■ WHAT YOU ARE ASKED TO DO
In your reply, print every line of the listing exactly and omit all images.

* * * * *

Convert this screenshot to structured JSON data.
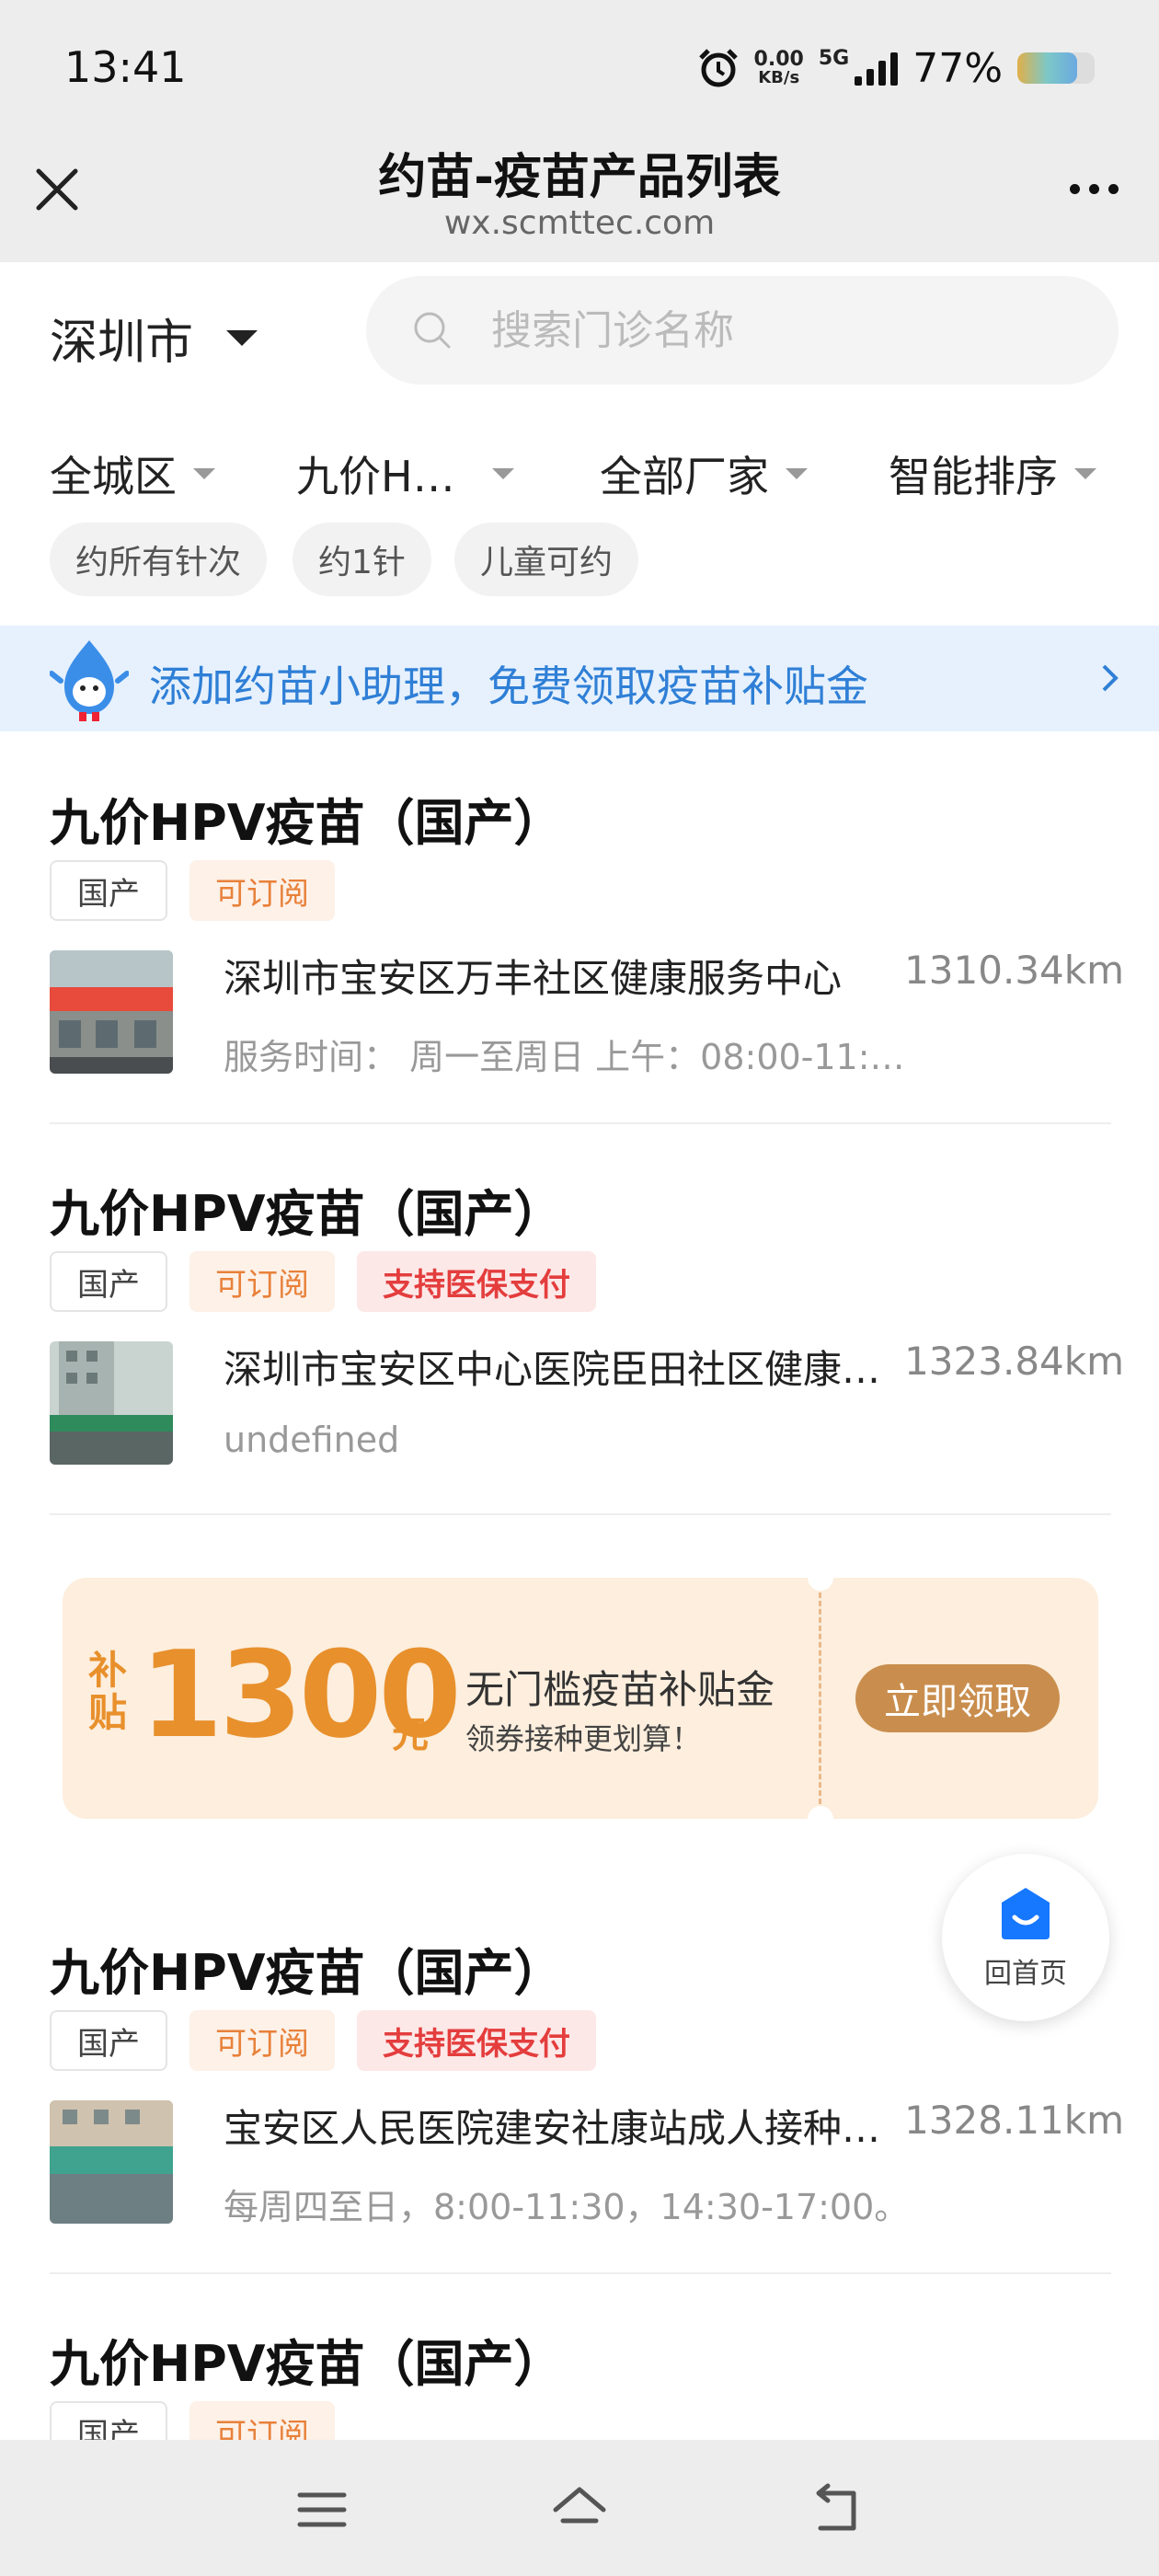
{
  "status_bar": {
    "time": "13:41",
    "net_speed": "0.00",
    "net_unit": "KB/s",
    "network": "5G",
    "battery_text": "77%",
    "battery_level": 0.77
  },
  "header": {
    "title": "约苗-疫苗产品列表",
    "domain": "wx.scmttec.com"
  },
  "search": {
    "city": "深圳市",
    "placeholder": "搜索门诊名称"
  },
  "filters": [
    "全城区",
    "九价H…",
    "全部厂家",
    "智能排序"
  ],
  "chips": [
    "约所有针次",
    "约1针",
    "儿童可约"
  ],
  "banner": {
    "text": "添加约苗小助理，免费领取疫苗补贴金"
  },
  "cards": [
    {
      "title": "九价HPV疫苗（国产）",
      "tags": [
        "国产",
        "可订阅"
      ],
      "clinic": "深圳市宝安区万丰社区健康服务中心",
      "distance": "1310.34km",
      "hours": "服务时间：  周一至周日 上午：08:00-11:…"
    },
    {
      "title": "九价HPV疫苗（国产）",
      "tags": [
        "国产",
        "可订阅",
        "支持医保支付"
      ],
      "clinic": "深圳市宝安区中心医院臣田社区健康…",
      "distance": "1323.84km",
      "hours": "undefined"
    },
    {
      "title": "九价HPV疫苗（国产）",
      "tags": [
        "国产",
        "可订阅",
        "支持医保支付"
      ],
      "clinic": "宝安区人民医院建安社康站成人接种…",
      "distance": "1328.11km",
      "hours": "每周四至日，8:00-11:30，14:30-17:00。"
    },
    {
      "title": "九价HPV疫苗（国产）",
      "tags": [
        "国产",
        "可订阅"
      ]
    }
  ],
  "subsidy": {
    "label": "补贴",
    "amount": "1300",
    "unit": "元",
    "line1": "无门槛疫苗补贴金",
    "line2": "领券接种更划算！",
    "button": "立即领取"
  },
  "home_button": {
    "label": "回首页"
  },
  "colors": {
    "accent_blue": "#2f7fd6",
    "orange": "#e8813a",
    "red": "#e43d3d",
    "gold": "#c98e4e"
  }
}
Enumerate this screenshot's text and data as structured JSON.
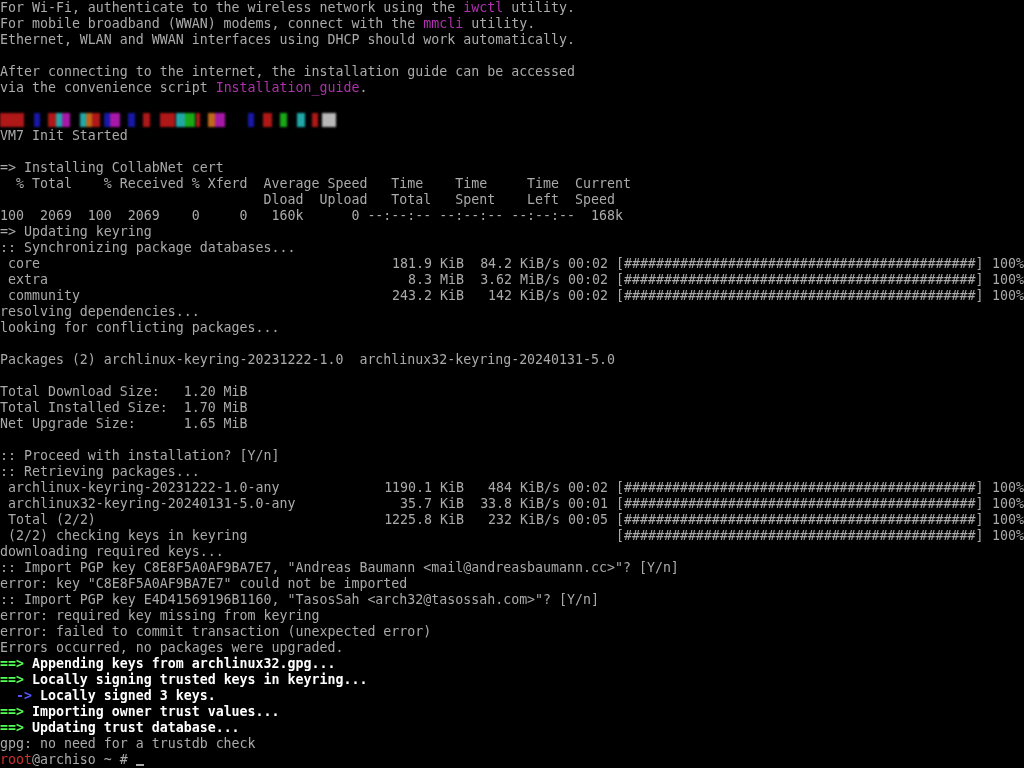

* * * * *

■ TASK OUTPUT
Convert this screenshot to structured JSON data.
{
  "status_bar": {
    "time": "13:41",
    "net_speed": "0.00",
    "net_unit": "KB/s",
    "network": "5G",
    "battery_text": "77%",
    "battery_level": 0.77
  },
  "header": {
    "title": "约苗-疫苗产品列表",
    "domain": "wx.scmttec.com"
  },
  "search": {
    "city": "深圳市",
    "placeholder": "搜索门诊名称"
  },
  "filters": [
    "全城区",
    "九价H…",
    "全部厂家",
    "智能排序"
  ],
  "chips": [
    "约所有针次",
    "约1针",
    "儿童可约"
  ],
  "banner": {
    "text": "添加约苗小助理，免费领取疫苗补贴金"
  },
  "cards": [
    {
      "title": "九价HPV疫苗（国产）",
      "tags": [
        "国产",
        "可订阅"
      ],
      "clinic": "深圳市宝安区万丰社区健康服务中心",
      "distance": "1310.34km",
      "hours": "服务时间：  周一至周日 上午：08:00-11:…"
    },
    {
      "title": "九价HPV疫苗（国产）",
      "tags": [
        "国产",
        "可订阅",
        "支持医保支付"
      ],
      "clinic": "深圳市宝安区中心医院臣田社区健康…",
      "distance": "1323.84km",
      "hours": "undefined"
    },
    {
      "title": "九价HPV疫苗（国产）",
      "tags": [
        "国产",
        "可订阅",
        "支持医保支付"
      ],
      "clinic": "宝安区人民医院建安社康站成人接种…",
      "distance": "1328.11km",
      "hours": "每周四至日，8:00-11:30，14:30-17:00。"
    },
    {
      "title": "九价HPV疫苗（国产）",
      "tags": [
        "国产",
        "可订阅"
      ]
    }
  ],
  "subsidy": {
    "label": "补贴",
    "amount": "1300",
    "unit": "元",
    "line1": "无门槛疫苗补贴金",
    "line2": "领券接种更划算！",
    "button": "立即领取"
  },
  "home_button": {
    "label": "回首页"
  },
  "colors": {
    "accent_blue": "#2f7fd6",
    "orange": "#e8813a",
    "red": "#e43d3d",
    "gold": "#c98e4e"
  }
}
Enumerate this screenshot's text and data as structured JSON.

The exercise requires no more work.